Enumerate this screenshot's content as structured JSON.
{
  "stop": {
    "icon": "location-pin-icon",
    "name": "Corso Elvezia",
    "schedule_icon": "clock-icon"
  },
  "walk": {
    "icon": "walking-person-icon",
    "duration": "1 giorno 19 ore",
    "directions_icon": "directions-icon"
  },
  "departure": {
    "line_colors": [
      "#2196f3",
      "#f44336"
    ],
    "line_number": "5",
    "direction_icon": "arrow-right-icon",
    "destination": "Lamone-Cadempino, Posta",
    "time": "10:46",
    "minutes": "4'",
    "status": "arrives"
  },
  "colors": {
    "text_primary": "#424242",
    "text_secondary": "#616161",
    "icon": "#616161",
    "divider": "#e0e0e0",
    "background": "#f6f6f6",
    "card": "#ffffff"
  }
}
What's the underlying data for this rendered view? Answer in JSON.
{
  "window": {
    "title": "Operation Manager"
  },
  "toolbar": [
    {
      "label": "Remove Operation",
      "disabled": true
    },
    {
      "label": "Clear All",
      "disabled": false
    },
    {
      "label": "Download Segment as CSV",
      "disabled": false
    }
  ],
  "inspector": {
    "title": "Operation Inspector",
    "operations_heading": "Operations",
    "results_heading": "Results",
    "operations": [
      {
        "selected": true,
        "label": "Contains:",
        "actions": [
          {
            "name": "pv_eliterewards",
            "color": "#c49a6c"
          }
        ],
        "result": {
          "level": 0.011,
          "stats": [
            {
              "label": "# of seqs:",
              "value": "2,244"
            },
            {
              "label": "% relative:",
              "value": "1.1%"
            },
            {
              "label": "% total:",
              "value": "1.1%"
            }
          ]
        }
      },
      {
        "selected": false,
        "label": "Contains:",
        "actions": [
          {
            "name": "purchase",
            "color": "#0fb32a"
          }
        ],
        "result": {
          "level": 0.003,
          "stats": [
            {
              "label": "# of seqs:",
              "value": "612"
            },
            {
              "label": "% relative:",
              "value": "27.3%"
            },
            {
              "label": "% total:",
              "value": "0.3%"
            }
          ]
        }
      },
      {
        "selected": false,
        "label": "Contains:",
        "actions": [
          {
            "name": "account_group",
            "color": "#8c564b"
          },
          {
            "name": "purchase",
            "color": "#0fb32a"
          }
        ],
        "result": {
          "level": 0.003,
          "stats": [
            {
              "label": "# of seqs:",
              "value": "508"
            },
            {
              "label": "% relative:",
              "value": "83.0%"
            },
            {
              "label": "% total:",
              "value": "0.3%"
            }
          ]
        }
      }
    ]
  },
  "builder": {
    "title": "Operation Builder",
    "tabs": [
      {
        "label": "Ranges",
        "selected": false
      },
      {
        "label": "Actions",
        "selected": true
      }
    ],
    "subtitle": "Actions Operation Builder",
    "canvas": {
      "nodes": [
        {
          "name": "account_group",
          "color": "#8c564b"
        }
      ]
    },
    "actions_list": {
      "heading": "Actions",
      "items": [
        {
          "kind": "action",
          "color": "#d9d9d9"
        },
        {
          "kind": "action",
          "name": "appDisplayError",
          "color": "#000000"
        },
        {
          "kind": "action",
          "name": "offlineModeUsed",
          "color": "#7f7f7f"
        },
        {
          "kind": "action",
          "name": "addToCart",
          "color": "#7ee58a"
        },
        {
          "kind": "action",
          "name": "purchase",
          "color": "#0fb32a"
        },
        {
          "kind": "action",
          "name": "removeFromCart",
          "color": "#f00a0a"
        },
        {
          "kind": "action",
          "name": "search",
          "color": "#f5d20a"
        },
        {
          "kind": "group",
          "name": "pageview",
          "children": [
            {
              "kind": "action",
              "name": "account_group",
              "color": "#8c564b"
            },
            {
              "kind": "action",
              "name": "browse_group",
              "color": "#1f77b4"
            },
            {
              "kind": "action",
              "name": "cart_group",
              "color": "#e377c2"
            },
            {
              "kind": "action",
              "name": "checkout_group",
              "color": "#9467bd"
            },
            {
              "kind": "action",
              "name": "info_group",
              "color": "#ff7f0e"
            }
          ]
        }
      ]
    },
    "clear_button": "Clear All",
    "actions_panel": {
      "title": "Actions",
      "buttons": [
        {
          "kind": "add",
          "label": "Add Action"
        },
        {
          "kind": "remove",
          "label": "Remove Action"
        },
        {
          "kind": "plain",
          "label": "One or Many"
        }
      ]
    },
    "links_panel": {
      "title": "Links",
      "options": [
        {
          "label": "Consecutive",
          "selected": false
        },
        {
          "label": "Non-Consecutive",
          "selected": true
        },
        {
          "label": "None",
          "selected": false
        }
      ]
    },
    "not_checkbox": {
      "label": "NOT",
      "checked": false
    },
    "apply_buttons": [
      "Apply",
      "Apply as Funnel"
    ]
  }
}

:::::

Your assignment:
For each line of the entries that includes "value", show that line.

Response to the exercise:
              "value": "2,244"
              "value": "1.1%"
              "value": "1.1%"
              "value": "612"
              "value": "27.3%"
              "value": "0.3%"
              "value": "508"
              "value": "83.0%"
              "value": "0.3%"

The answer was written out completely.